Wonders of Ancient Mesopotamia exhibition


Woman’s headdress - Carnelian and lapis lazuli beads with gold leaf pendants worn by an attendant in the Royal Tomb known as the "King’s Grave". Leaves, fruits and floral rosettes were popular decorative motifs. A great quantity of jewellery was found on the heads of some of the women and it is probable that wigs were worn to build up the hair.


Man's headdress - In the Royal Tombs men wore these diadems of gold chain and carnelian with large beads of lapis lazuli and gold.


Glazed wall plaque from a temple - The design is of palmettes like those of the Sacred Tree and there is an inscription of Asurnasirpal II.

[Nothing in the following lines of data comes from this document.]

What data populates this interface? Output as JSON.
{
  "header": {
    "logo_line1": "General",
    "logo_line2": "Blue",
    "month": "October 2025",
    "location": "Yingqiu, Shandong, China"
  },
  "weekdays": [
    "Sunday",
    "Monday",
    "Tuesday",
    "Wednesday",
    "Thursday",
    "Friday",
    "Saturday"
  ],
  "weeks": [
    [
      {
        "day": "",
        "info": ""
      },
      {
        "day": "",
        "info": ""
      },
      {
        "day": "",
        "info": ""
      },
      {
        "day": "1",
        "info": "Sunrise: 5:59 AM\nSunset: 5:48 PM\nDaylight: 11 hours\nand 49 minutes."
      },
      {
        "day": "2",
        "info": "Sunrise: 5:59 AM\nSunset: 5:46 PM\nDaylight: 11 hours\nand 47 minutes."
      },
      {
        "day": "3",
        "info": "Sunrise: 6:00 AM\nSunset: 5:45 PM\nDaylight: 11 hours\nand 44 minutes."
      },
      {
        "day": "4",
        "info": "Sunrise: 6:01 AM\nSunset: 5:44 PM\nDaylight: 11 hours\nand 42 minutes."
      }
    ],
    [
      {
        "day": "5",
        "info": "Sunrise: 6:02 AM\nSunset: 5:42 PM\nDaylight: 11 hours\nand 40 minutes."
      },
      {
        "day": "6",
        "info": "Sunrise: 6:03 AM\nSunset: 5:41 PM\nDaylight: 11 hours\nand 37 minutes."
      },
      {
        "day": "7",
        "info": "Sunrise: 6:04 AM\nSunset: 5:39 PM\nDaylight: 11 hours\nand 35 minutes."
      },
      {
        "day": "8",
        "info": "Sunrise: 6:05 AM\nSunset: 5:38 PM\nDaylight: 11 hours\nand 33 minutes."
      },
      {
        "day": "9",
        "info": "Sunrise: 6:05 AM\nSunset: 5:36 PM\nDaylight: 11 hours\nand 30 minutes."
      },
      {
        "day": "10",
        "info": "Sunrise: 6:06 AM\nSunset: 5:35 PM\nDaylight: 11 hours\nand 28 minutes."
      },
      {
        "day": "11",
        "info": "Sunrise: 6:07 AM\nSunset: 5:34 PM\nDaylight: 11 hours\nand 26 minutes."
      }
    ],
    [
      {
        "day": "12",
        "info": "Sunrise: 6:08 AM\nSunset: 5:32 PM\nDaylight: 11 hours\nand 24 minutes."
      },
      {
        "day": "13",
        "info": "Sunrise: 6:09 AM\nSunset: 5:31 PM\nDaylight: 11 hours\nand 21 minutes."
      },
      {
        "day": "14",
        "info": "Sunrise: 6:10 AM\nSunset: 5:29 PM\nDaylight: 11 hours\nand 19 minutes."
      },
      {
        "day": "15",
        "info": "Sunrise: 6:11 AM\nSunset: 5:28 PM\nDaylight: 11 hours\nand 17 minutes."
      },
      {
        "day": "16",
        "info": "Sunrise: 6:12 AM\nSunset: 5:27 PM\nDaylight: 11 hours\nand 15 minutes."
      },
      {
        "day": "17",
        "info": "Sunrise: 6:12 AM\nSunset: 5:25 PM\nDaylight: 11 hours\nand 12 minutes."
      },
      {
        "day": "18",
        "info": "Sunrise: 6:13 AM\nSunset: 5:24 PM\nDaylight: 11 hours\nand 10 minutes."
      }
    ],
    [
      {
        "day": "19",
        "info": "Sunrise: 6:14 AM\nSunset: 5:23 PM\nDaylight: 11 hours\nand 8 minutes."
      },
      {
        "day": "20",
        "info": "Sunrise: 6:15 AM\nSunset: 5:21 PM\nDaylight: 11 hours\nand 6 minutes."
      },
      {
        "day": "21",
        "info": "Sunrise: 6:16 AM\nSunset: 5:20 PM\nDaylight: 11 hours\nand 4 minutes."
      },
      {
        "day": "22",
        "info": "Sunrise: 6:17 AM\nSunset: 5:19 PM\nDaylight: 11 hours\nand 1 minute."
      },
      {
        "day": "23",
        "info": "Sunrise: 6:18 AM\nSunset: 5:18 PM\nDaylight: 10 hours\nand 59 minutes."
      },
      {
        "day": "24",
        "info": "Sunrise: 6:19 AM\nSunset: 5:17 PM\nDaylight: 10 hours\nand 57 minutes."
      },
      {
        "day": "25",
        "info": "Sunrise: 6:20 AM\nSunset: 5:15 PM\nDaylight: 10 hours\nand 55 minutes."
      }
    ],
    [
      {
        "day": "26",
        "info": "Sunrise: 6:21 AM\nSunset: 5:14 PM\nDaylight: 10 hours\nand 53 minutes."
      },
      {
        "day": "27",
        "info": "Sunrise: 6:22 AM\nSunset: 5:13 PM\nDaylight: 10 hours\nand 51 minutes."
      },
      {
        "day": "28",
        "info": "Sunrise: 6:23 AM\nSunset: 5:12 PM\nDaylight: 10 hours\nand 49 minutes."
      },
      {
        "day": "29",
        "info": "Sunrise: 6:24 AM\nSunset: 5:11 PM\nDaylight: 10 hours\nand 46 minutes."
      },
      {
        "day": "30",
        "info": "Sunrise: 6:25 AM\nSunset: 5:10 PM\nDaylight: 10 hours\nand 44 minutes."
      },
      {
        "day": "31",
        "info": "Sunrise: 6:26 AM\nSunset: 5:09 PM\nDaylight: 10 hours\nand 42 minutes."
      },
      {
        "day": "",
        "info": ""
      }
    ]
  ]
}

Statue - King Ashurnasirpal II - This rare example of an Assyrian sculpture in the round was placed in the Temple of Ishtar at Nimrud where Ashurnasirpal established his capital city. An inscription on his chest gives his titles and lineage, ending thus: "king of the universe, king of Assyria, conqueror from the opposite bank of the Tigris as far as Mount Lebanon and the Great Sea, all lands from east to west he subdued".


Ivory panel showing a woman at a window - She has an Egyptian hairstyle and the window sill is supported by palm columns. This panel would have decorated furniture


Tablet - Stela of Ashurbanipal - The inscription records that he restored the Esagil temple of Marduk, the most important temple in Babylon. The old Sumerian name means "House Whose Top is High".


Bronze lion weight - This is one of a set made for King Shalmaneser V (726 –722 BC). Inscribed on it is "Five mina of the king" in both Assyrian cuneiform and Aramaic.